### WHAT TO PRODUCE
Each line below that holds the word "content" counts once. Say how many such lines there are, and no more.

Component data from apps and pages

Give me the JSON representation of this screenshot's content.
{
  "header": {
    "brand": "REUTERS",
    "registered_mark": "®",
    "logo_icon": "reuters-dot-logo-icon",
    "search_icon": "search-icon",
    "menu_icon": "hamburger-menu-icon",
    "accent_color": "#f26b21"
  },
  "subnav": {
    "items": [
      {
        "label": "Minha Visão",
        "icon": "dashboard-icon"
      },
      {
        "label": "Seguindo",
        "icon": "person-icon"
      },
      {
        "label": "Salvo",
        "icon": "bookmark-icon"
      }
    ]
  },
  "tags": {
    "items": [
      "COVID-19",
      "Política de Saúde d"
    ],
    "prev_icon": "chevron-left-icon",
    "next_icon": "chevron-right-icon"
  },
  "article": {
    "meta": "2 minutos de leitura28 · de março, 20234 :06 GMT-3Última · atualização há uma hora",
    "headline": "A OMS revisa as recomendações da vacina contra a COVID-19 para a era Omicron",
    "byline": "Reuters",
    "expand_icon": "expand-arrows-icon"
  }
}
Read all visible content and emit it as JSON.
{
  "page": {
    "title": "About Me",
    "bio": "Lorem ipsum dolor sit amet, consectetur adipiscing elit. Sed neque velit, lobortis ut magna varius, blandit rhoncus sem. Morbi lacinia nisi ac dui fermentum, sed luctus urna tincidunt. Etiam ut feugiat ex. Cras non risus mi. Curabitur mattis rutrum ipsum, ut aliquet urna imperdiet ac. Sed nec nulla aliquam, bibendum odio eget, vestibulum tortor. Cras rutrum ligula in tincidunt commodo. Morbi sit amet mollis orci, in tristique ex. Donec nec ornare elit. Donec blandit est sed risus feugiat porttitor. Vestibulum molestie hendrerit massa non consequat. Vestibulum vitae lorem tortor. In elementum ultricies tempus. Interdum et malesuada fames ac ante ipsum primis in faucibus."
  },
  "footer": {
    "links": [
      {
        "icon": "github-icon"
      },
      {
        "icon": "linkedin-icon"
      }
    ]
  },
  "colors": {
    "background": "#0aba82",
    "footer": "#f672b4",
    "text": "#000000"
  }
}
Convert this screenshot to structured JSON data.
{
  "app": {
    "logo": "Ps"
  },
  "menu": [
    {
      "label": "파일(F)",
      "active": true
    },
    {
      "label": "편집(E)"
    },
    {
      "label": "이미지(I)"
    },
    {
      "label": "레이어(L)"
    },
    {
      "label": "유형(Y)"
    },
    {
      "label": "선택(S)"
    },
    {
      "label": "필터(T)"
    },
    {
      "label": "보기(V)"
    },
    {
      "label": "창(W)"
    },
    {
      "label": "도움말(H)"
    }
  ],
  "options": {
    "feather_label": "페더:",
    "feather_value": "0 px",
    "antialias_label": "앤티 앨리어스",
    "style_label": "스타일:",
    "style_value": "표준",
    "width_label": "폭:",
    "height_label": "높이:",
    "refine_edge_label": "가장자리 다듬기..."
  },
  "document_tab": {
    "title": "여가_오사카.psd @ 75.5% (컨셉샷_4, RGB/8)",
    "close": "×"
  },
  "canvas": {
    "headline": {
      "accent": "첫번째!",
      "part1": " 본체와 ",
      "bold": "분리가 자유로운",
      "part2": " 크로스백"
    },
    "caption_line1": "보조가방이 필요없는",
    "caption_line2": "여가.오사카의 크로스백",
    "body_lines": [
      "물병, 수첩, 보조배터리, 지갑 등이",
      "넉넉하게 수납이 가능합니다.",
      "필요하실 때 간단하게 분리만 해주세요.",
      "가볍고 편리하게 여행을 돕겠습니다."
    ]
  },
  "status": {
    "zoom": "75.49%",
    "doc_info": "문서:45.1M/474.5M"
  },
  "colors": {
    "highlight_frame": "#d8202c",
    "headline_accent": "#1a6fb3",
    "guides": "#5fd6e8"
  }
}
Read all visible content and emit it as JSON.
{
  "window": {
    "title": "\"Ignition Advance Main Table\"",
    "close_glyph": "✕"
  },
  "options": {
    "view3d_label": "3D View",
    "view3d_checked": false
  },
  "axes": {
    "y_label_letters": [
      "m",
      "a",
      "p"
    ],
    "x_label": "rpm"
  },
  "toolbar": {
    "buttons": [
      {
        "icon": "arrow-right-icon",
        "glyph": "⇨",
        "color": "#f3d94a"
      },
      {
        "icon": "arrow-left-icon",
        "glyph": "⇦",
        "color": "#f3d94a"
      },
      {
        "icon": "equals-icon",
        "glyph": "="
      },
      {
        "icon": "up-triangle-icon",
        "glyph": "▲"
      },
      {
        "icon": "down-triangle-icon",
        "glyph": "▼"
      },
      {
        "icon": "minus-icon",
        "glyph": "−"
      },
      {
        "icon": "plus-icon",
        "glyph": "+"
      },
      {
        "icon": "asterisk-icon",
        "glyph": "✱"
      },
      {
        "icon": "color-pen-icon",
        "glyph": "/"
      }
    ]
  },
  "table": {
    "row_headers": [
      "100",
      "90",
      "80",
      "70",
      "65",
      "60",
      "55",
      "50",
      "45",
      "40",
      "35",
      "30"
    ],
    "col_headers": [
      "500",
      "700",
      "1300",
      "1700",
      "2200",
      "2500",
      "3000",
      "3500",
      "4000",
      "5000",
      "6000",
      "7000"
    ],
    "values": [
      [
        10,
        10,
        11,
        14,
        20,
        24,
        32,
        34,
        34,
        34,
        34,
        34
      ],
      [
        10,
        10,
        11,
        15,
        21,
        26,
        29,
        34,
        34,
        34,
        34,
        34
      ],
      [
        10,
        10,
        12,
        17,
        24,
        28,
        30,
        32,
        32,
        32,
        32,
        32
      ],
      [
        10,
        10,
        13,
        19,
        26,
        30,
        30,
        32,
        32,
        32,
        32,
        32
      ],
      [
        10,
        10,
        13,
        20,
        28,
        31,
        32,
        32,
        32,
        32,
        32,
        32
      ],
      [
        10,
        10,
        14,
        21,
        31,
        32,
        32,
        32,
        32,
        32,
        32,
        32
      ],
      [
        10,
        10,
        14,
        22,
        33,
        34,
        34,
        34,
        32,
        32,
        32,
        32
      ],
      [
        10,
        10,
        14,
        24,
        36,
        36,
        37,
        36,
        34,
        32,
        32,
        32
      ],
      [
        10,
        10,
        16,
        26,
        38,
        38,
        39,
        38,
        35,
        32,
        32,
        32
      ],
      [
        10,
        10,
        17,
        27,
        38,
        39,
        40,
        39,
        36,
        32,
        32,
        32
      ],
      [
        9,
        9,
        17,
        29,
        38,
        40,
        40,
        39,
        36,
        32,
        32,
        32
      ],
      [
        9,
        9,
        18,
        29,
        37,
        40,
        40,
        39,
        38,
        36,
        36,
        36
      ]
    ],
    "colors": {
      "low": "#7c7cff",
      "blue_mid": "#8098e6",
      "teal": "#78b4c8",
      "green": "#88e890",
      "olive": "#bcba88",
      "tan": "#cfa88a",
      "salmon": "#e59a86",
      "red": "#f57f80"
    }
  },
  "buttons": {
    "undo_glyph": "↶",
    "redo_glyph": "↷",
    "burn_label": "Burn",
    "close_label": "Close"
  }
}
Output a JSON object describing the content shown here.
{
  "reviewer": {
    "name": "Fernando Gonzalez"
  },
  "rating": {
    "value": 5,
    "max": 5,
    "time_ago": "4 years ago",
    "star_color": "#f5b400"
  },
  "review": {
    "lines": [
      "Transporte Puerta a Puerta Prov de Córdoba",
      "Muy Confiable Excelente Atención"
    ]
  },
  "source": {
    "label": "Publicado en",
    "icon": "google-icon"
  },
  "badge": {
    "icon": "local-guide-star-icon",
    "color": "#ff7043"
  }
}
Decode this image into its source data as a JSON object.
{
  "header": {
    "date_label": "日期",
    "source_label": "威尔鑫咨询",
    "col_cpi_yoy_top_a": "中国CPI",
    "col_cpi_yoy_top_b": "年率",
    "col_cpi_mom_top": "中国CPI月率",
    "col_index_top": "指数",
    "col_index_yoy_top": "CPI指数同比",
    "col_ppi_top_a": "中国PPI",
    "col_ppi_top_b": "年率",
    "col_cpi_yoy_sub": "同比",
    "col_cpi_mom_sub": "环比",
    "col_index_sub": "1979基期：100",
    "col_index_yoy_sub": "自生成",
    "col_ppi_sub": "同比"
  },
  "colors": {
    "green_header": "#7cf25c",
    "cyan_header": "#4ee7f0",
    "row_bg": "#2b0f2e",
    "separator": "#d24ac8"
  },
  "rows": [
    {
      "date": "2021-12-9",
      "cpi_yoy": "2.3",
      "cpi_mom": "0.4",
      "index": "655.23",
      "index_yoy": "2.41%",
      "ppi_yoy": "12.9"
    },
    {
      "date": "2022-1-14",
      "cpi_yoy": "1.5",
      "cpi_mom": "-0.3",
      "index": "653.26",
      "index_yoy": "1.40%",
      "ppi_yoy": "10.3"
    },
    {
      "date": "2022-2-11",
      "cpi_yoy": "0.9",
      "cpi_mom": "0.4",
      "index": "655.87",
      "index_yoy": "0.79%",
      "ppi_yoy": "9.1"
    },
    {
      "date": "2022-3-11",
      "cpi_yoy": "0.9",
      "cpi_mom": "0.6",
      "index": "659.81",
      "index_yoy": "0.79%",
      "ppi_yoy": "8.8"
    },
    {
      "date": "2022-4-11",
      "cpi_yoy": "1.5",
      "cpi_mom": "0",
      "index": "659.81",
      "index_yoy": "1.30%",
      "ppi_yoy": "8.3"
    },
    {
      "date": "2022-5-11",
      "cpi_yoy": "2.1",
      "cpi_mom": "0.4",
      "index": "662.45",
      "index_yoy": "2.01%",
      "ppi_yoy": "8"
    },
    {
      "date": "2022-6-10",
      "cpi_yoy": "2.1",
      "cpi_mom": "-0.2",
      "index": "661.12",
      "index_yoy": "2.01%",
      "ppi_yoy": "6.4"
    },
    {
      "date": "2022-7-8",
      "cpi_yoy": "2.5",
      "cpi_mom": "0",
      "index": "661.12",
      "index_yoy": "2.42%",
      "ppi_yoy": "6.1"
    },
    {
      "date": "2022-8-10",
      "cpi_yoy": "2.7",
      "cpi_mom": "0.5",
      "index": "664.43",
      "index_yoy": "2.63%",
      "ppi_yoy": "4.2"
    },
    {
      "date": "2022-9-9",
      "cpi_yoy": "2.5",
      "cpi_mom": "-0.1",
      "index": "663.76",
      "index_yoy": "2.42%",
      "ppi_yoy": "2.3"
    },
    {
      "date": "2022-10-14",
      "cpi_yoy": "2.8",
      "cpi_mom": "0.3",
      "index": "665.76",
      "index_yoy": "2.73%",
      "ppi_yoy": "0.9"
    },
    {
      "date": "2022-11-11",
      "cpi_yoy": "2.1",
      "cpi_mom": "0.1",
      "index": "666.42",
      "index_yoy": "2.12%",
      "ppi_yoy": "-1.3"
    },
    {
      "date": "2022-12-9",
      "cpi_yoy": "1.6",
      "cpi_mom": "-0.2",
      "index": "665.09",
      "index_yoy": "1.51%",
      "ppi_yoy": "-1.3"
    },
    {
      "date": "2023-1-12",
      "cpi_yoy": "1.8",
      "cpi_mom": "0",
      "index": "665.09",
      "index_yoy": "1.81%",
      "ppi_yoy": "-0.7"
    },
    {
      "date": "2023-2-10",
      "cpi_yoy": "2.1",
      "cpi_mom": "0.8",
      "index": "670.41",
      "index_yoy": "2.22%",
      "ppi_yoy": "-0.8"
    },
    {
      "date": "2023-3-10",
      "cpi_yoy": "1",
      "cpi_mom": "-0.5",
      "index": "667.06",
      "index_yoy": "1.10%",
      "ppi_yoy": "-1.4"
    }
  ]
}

### RESULT FOR THIS TASK
4